§ PROVIDED INFORMATION:

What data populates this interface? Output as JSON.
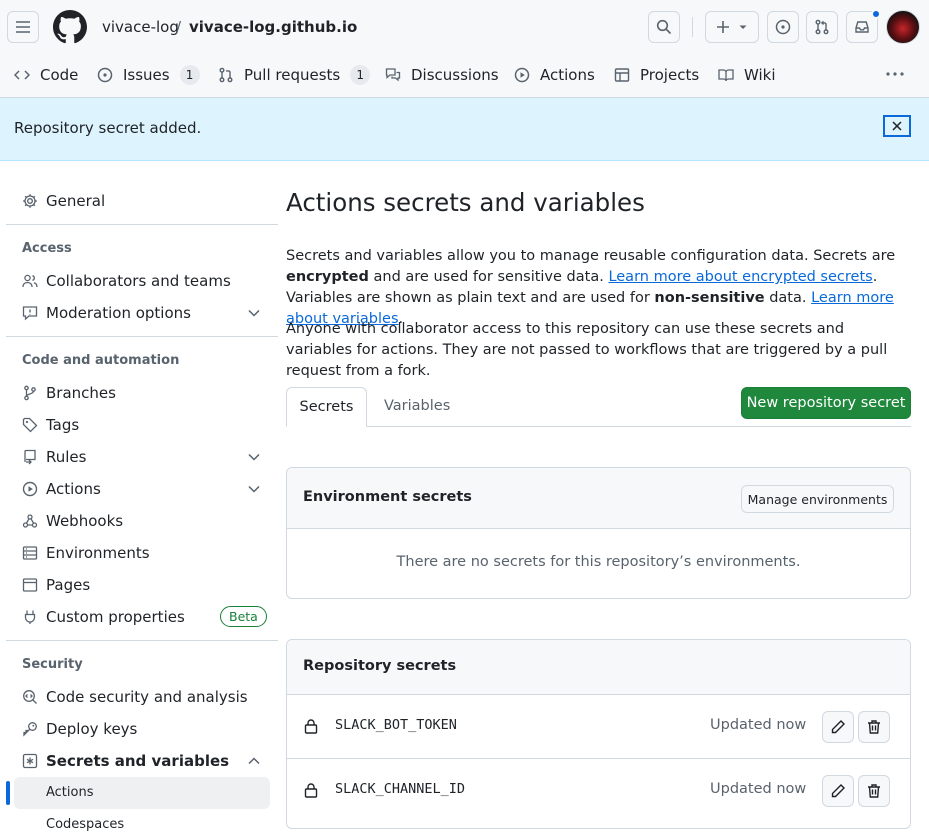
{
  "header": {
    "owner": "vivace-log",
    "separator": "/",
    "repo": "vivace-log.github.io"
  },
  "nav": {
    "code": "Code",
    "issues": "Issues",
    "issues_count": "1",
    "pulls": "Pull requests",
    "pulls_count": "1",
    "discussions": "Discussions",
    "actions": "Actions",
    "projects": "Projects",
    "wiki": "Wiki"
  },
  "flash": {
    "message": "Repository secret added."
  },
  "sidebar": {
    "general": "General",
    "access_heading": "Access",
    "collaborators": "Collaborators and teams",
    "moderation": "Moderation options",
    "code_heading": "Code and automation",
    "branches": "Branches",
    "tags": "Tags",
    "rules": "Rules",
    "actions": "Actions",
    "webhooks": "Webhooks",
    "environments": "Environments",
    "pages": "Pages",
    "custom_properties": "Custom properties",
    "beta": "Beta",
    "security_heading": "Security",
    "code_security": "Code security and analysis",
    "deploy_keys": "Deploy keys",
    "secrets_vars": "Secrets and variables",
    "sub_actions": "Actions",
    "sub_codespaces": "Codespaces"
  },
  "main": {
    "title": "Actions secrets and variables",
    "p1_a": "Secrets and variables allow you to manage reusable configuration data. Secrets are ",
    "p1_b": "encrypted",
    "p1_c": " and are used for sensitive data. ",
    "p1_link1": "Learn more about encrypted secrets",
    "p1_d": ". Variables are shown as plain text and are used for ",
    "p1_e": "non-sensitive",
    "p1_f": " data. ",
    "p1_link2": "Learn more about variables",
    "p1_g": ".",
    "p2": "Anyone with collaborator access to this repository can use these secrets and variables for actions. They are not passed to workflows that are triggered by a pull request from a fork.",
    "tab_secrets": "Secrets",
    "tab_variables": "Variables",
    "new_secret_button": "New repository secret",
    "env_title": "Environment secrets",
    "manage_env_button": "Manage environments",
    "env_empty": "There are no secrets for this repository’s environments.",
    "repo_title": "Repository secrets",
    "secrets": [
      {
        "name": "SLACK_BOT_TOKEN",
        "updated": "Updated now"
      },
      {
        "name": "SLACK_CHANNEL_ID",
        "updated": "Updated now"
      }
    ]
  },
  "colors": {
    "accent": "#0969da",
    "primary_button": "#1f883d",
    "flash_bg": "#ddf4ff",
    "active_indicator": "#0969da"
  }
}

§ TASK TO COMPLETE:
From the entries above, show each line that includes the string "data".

§ EXERCISE OUTPUT:
What data populates this interface? Output as JSON.
    "p1_a": "Secrets and variables allow you to manage reusable configuration data. Secrets are ",
    "p1_c": " and are used for sensitive data. ",
    "p1_f": " data. ",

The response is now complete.